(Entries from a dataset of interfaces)
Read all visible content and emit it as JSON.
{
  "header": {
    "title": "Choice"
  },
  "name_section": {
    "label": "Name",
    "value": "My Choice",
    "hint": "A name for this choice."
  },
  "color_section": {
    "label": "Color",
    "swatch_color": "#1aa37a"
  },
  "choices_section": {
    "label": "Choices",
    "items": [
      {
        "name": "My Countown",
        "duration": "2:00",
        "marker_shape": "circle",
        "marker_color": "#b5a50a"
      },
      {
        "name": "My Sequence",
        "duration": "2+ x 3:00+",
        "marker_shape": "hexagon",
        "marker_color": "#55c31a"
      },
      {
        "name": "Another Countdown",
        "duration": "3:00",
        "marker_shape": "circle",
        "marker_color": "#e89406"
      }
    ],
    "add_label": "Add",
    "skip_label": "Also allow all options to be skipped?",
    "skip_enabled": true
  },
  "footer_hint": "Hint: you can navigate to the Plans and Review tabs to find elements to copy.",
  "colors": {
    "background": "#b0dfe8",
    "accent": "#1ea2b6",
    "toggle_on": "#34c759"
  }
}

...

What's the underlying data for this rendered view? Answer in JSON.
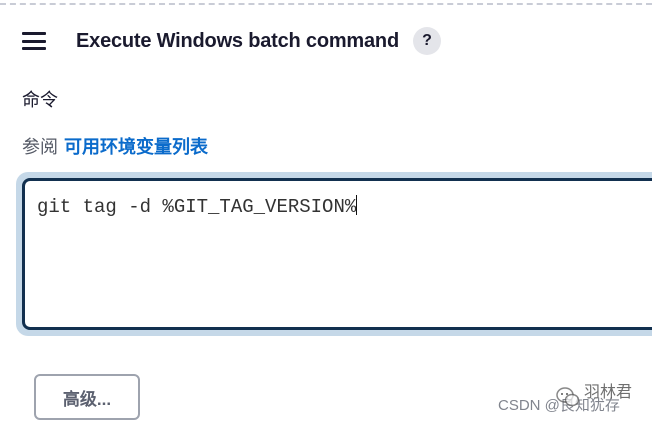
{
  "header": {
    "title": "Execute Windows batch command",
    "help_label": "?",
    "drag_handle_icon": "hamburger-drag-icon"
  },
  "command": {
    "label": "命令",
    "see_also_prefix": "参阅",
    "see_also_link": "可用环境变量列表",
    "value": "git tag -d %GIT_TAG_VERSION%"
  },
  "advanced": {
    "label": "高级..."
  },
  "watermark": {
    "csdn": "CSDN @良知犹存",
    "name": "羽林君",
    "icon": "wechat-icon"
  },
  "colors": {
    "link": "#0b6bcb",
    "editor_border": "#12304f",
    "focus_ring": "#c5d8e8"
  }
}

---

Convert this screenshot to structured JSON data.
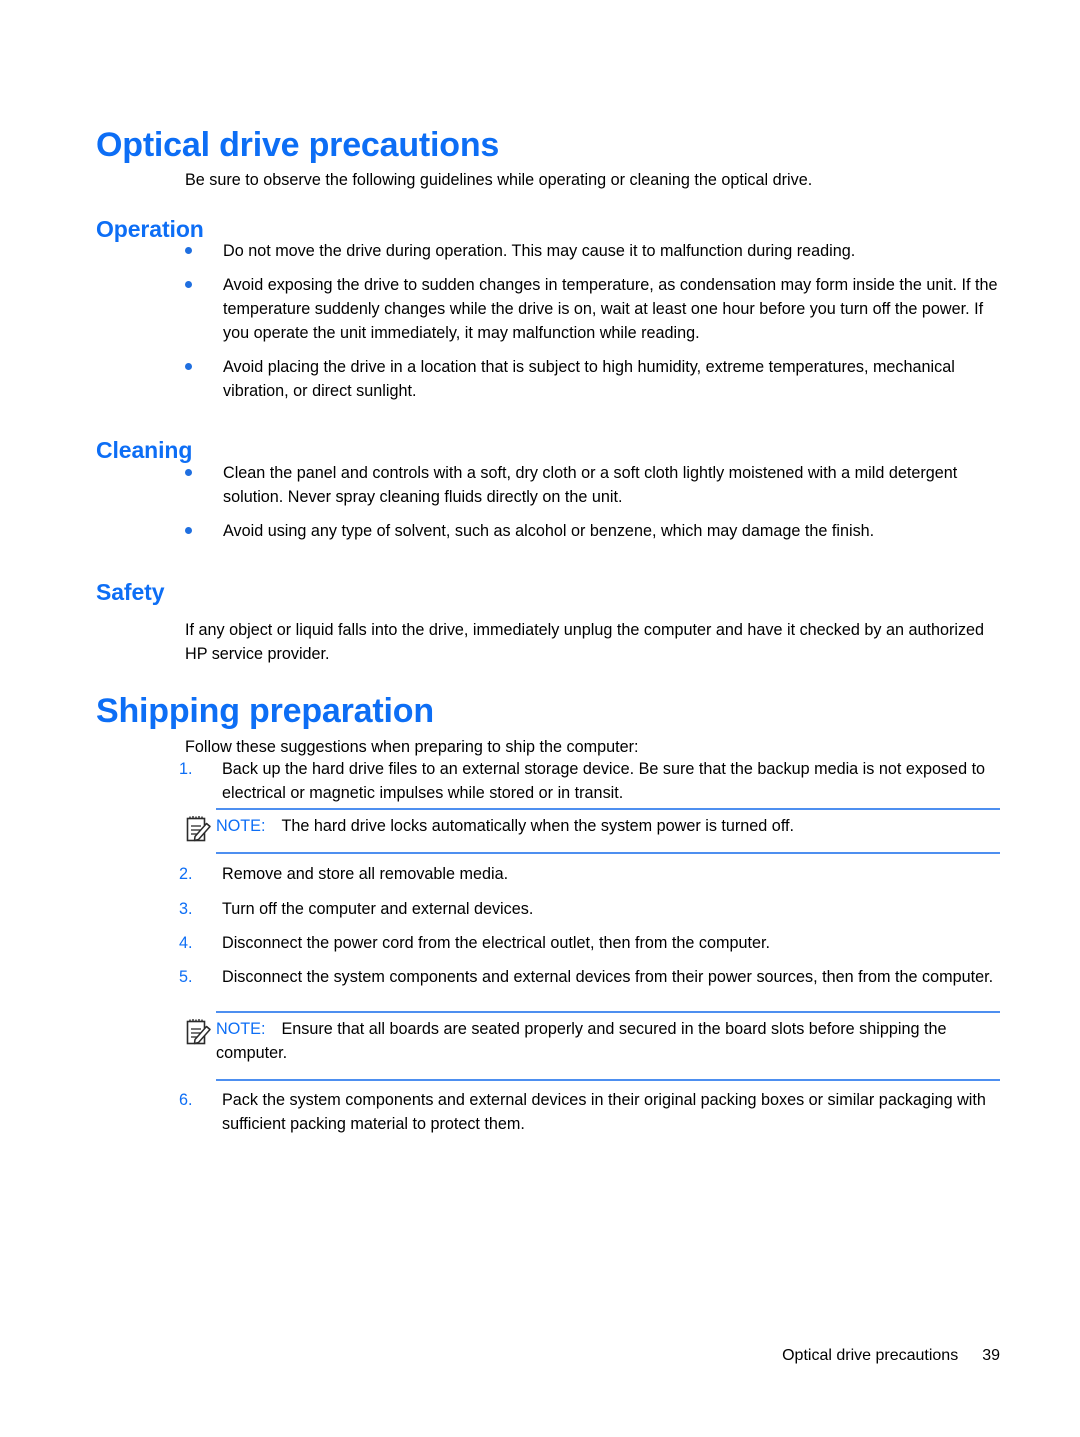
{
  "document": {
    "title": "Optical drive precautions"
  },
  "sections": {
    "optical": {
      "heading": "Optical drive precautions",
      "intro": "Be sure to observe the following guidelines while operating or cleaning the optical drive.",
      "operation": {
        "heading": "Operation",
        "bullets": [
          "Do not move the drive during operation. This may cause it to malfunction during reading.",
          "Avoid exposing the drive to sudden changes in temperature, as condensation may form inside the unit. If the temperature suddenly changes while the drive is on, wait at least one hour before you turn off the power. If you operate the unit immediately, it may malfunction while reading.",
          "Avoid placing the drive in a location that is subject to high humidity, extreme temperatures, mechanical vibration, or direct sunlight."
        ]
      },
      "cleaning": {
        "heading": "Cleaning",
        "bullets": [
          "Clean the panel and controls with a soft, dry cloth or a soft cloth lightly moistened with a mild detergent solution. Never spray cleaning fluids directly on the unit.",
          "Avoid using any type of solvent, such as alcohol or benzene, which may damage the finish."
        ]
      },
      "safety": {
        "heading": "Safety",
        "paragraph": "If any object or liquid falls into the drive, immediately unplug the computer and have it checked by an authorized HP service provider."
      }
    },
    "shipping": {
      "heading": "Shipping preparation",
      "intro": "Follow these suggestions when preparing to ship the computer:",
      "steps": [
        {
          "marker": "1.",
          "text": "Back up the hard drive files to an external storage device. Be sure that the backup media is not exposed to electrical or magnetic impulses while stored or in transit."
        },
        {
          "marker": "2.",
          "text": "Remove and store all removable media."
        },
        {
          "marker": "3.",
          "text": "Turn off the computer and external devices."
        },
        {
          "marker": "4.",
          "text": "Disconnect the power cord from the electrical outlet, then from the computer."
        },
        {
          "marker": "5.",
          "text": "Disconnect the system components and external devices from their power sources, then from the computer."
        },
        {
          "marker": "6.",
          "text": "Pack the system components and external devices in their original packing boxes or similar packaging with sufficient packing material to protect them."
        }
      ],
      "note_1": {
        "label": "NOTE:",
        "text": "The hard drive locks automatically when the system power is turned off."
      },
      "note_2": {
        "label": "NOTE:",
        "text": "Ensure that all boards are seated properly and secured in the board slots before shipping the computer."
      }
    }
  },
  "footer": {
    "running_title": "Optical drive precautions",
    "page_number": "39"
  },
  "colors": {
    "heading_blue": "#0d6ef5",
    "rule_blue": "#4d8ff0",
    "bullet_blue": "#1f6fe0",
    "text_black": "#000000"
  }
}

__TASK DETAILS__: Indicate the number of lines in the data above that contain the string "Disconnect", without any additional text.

__TASK OUTPUT__: 2